It has been over 50 years since effective contraception was invented. The invention of hormonal contraception brought widespread benefits to women (and men) such as the opportunity for women to control their childbearing, an increase in women pursuing further education and entering the labour market, and an increase in women’s general sense of self-determination. This development became transformational to women, changing the course of society forever. However, fast forward to today, for all the benefits of hormonal contraceptives, many women describe an array of side effects that lead them often to abandon these contraceptives altogether. Coupled with the rise in the promotion of ‘natural’ living, a huge market has opened for ‘alternative’ methods of contraception such as the new contraceptive app Natural Cycles. For sexual health awareness week, the Gryphon explores the benefits and potential downfalls of alternative methods of contraception.
A Danish 2016 study which investigated whether hormonal contraceptives were associated with depression, found that hormonal contraceptives caused an ‘increased risk’ in depressive symptoms, especially amongst adolescents. Women frequently report numerous side effects of hormonal contraceptives such as spotting (or intermenstrual bleeding), nausea, acne, weight gain, severe mood swings and decreased sex drive. All these effects can affect a woman’s self-esteem, reducing the desire to engage in sexual activity, defeating the purpose of having the contraceptive in the first place. But, hormonal contraceptives are still the most popular forms of contraception for women, with two-thirds of women aged 20–24 using them – many finding them to be effective, with minimal side effects.
However, for the women that do experience side effects or may be concerned about side effects, increasingly alternative methods of contraception are becoming available. Although non-hormonal contraceptions have existed for a long time – the copper coil, condoms and the diaphragm – developments in technology have led to the creation of contraceptives that claim to work by utilising algorithms. According to their website, Natural Cycles use an ‘algorithm [that] analyses the temperature measurements [that] you enter into the app to detect ovulation, thereby identifying green days when no protection is needed, or red days, when you should use condoms or abstain from sex to prevent a pregnancy’. They state that you should ‘measure your temperature first thing in the morning before you get up and out of bed. This reading is an indirect measure of the hormone levels in your body and increases just after ovulation.’

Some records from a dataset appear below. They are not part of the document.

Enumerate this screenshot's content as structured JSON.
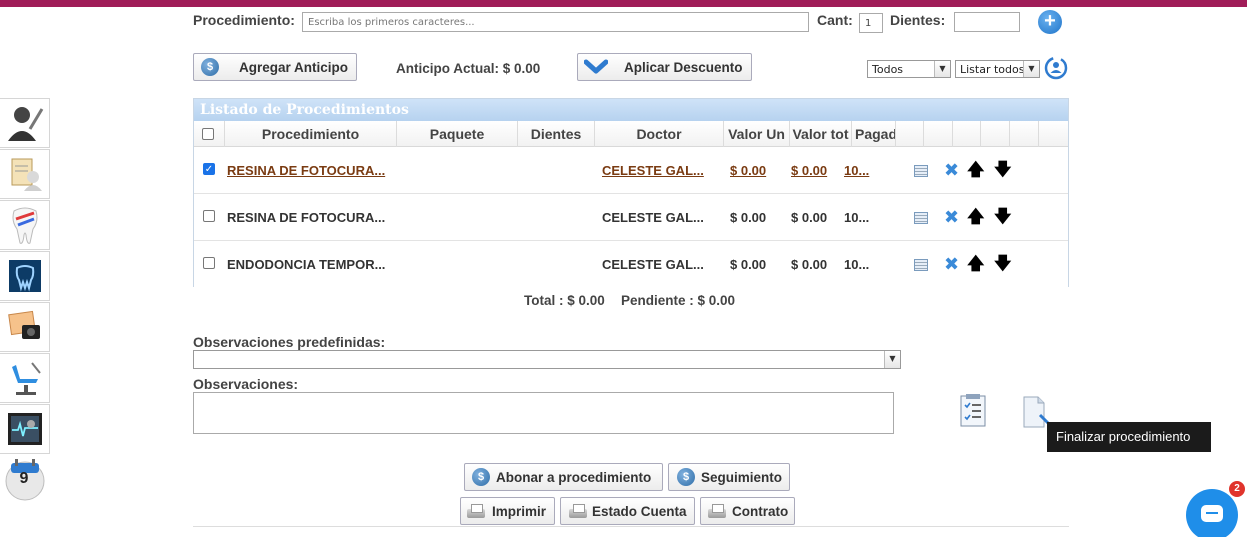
{
  "header": {
    "procedimiento_label": "Procedimiento:",
    "procedimiento_placeholder": "Escriba los primeros caracteres...",
    "cant_label": "Cant:",
    "cant_value": "1",
    "dientes_label": "Dientes:",
    "dientes_value": ""
  },
  "toolbar": {
    "agregar_anticipo": "Agregar Anticipo",
    "anticipo_actual": "Anticipo Actual: $ 0.00",
    "aplicar_descuento": "Aplicar Descuento",
    "filter_1": "Todos",
    "filter_2": "Listar todos"
  },
  "sidebar": {
    "calendar_day": "9"
  },
  "grid": {
    "caption": "Listado de Procedimientos",
    "columns": [
      "Procedimiento",
      "Paquete",
      "Dientes",
      "Doctor",
      "Valor Un",
      "Valor tot",
      "Pagad"
    ],
    "rows": [
      {
        "checked": true,
        "procedimiento": "RESINA DE FOTOCURA...",
        "paquete": "",
        "dientes": "",
        "doctor": "CELESTE GAL...",
        "valor_un": "$ 0.00",
        "valor_tot": "$ 0.00",
        "pagado": "10..."
      },
      {
        "checked": false,
        "procedimiento": "RESINA DE FOTOCURA...",
        "paquete": "",
        "dientes": "",
        "doctor": "CELESTE GAL...",
        "valor_un": "$ 0.00",
        "valor_tot": "$ 0.00",
        "pagado": "10..."
      },
      {
        "checked": false,
        "procedimiento": "ENDODONCIA TEMPOR...",
        "paquete": "",
        "dientes": "",
        "doctor": "CELESTE GAL...",
        "valor_un": "$ 0.00",
        "valor_tot": "$ 0.00",
        "pagado": "10..."
      }
    ]
  },
  "totals": {
    "total": "Total : $ 0.00",
    "pendiente": "Pendiente : $ 0.00"
  },
  "observaciones": {
    "predefinidas_label": "Observaciones predefinidas:",
    "predefinidas_value": "",
    "label": "Observaciones:",
    "value": ""
  },
  "tooltip": "Finalizar procedimiento",
  "actions": {
    "abonar": "Abonar a procedimiento",
    "seguimiento": "Seguimiento",
    "imprimir": "Imprimir",
    "estado_cuenta": "Estado Cuenta",
    "contrato": "Contrato"
  },
  "chat": {
    "badge_count": "2"
  },
  "colors": {
    "topbar": "#a01c58",
    "grid_caption": "#b6d2ef",
    "link": "#7a3b12",
    "accent_blue": "#1f8ee9"
  }
}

Natural cycles claim to be 93% effective (under typical use, but 99% with perfect use), but they emphasise that the app is only suitable for women who ‘have a lifestyle that enables them to take their temperature first thing most mornings’ and that it requires ‘a level of commitment’. Realistically, taking your temperature every morning will not be much more hassle than taking a contraceptive pill every morning. Therefore, this app may be a blessing for women that would like a contraceptive method free-from physical side effects or intrusive implantation methods. However, it is important to emphasise that this doesn’t protect against STIs.
However, the recent negative press has put the effectiveness of Natural Cycles under scrutiny. The Advertising Standards Agency (ASA) recently banned a Natural Cycles Facebook ad that claimed that the contraceptive method was ‘highly accurate’. The ASA considered the ad misleading and an exaggeration of the app’s effectiveness. In addition, according to the Guardian, ‘the app was referred to Swedish authorities after 37 of 668 abortions sought at one hospital in Stockholm were for women who had been using the app as a method of contraception.’. However, despite these pitfalls, under typical use, the app still has a higher effectiveness at 93% against 91% for the pill and 82% for condoms. Therefore, it is for women to weigh up the advantages and disadvantages and make their own decisions about their contraceptive methods.
In any event, it is clear that this technology is here to stay, and with all its teething problems, the future of contraception will likely be technological in some form.